### The problem
Nothing in the entries may be altered; copy them in full.

### Data for the task
"""
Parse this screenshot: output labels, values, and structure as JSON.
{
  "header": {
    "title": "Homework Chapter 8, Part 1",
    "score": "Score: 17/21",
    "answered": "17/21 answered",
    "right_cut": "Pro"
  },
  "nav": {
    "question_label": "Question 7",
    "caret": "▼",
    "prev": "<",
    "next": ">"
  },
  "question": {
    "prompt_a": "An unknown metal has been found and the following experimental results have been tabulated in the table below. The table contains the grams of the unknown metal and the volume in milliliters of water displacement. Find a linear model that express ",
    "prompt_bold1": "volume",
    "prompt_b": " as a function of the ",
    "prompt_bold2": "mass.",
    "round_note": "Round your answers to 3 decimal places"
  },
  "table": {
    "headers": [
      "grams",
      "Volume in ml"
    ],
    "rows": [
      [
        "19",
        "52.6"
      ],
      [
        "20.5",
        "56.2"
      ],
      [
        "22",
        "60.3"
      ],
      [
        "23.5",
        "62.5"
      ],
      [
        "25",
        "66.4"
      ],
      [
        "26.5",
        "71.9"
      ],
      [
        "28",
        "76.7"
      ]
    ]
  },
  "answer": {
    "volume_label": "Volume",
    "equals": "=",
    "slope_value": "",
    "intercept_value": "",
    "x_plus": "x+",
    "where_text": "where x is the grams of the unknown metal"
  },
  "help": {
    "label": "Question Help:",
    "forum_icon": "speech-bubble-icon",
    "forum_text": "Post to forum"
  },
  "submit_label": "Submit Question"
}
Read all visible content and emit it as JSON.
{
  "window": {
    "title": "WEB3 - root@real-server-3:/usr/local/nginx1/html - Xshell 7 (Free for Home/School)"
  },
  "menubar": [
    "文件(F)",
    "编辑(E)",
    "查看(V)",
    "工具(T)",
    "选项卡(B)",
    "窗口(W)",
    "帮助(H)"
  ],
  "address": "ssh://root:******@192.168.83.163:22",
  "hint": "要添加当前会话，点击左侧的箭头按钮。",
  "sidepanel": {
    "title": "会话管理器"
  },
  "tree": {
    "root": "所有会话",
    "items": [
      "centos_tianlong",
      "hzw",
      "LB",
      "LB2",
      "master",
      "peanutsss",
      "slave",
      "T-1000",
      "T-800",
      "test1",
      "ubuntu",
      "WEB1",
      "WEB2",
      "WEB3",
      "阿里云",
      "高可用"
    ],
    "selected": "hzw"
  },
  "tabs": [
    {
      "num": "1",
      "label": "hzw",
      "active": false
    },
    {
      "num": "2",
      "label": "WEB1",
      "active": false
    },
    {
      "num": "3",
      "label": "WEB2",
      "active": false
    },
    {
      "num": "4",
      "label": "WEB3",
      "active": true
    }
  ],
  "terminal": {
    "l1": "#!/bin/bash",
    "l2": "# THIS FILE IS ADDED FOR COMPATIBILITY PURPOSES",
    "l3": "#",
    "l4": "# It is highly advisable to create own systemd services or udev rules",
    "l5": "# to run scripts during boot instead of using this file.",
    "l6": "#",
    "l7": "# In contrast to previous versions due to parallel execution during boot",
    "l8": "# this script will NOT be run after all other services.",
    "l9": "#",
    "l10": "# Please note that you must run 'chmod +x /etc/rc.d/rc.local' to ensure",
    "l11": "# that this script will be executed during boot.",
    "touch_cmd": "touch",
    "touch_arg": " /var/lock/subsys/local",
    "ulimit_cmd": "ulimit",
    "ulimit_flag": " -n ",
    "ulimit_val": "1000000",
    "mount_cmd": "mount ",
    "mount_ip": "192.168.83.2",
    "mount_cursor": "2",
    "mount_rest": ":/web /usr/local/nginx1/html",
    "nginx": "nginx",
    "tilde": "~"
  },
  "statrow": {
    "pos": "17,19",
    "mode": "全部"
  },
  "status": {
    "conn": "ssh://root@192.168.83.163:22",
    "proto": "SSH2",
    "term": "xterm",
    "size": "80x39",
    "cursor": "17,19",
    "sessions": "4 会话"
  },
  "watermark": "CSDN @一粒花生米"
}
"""
### Output of the exercise
Parse this screenshot: output labels, values, and structure as JSON.
{
  "header": {
    "title": "Homework Chapter 8, Part 1",
    "score": "Score: 17/21",
    "answered": "17/21 answered",
    "right_cut": "Pro"
  },
  "nav": {
    "question_label": "Question 7",
    "caret": "▼",
    "prev": "<",
    "next": ">"
  },
  "question": {
    "prompt_a": "An unknown metal has been found and the following experimental results have been tabulated in the table below. The table contains the grams of the unknown metal and the volume in milliliters of water displacement. Find a linear model that express ",
    "prompt_bold1": "volume",
    "prompt_b": " as a function of the ",
    "prompt_bold2": "mass.",
    "round_note": "Round your answers to 3 decimal places"
  },
  "table": {
    "headers": [
      "grams",
      "Volume in ml"
    ],
    "rows": [
      [
        "19",
        "52.6"
      ],
      [
        "20.5",
        "56.2"
      ],
      [
        "22",
        "60.3"
      ],
      [
        "23.5",
        "62.5"
      ],
      [
        "25",
        "66.4"
      ],
      [
        "26.5",
        "71.9"
      ],
      [
        "28",
        "76.7"
      ]
    ]
  },
  "answer": {
    "volume_label": "Volume",
    "equals": "=",
    "slope_value": "",
    "intercept_value": "",
    "x_plus": "x+",
    "where_text": "where x is the grams of the unknown metal"
  },
  "help": {
    "label": "Question Help:",
    "forum_icon": "speech-bubble-icon",
    "forum_text": "Post to forum"
  },
  "submit_label": "Submit Question"
}
Read all visible content and emit it as JSON.
{
  "window": {
    "title": "WEB3 - root@real-server-3:/usr/local/nginx1/html - Xshell 7 (Free for Home/School)"
  },
  "menubar": [
    "文件(F)",
    "编辑(E)",
    "查看(V)",
    "工具(T)",
    "选项卡(B)",
    "窗口(W)",
    "帮助(H)"
  ],
  "address": "ssh://root:******@192.168.83.163:22",
  "hint": "要添加当前会话，点击左侧的箭头按钮。",
  "sidepanel": {
    "title": "会话管理器"
  },
  "tree": {
    "root": "所有会话",
    "items": [
      "centos_tianlong",
      "hzw",
      "LB",
      "LB2",
      "master",
      "peanutsss",
      "slave",
      "T-1000",
      "T-800",
      "test1",
      "ubuntu",
      "WEB1",
      "WEB2",
      "WEB3",
      "阿里云",
      "高可用"
    ],
    "selected": "hzw"
  },
  "tabs": [
    {
      "num": "1",
      "label": "hzw",
      "active": false
    },
    {
      "num": "2",
      "label": "WEB1",
      "active": false
    },
    {
      "num": "3",
      "label": "WEB2",
      "active": false
    },
    {
      "num": "4",
      "label": "WEB3",
      "active": true
    }
  ],
  "terminal": {
    "l1": "#!/bin/bash",
    "l2": "# THIS FILE IS ADDED FOR COMPATIBILITY PURPOSES",
    "l3": "#",
    "l4": "# It is highly advisable to create own systemd services or udev rules",
    "l5": "# to run scripts during boot instead of using this file.",
    "l6": "#",
    "l7": "# In contrast to previous versions due to parallel execution during boot",
    "l8": "# this script will NOT be run after all other services.",
    "l9": "#",
    "l10": "# Please note that you must run 'chmod +x /etc/rc.d/rc.local' to ensure",
    "l11": "# that this script will be executed during boot.",
    "touch_cmd": "touch",
    "touch_arg": " /var/lock/subsys/local",
    "ulimit_cmd": "ulimit",
    "ulimit_flag": " -n ",
    "ulimit_val": "1000000",
    "mount_cmd": "mount ",
    "mount_ip": "192.168.83.2",
    "mount_cursor": "2",
    "mount_rest": ":/web /usr/local/nginx1/html",
    "nginx": "nginx",
    "tilde": "~"
  },
  "statrow": {
    "pos": "17,19",
    "mode": "全部"
  },
  "status": {
    "conn": "ssh://root@192.168.83.163:22",
    "proto": "SSH2",
    "term": "xterm",
    "size": "80x39",
    "cursor": "17,19",
    "sessions": "4 会话"
  },
  "watermark": "CSDN @一粒花生米"
}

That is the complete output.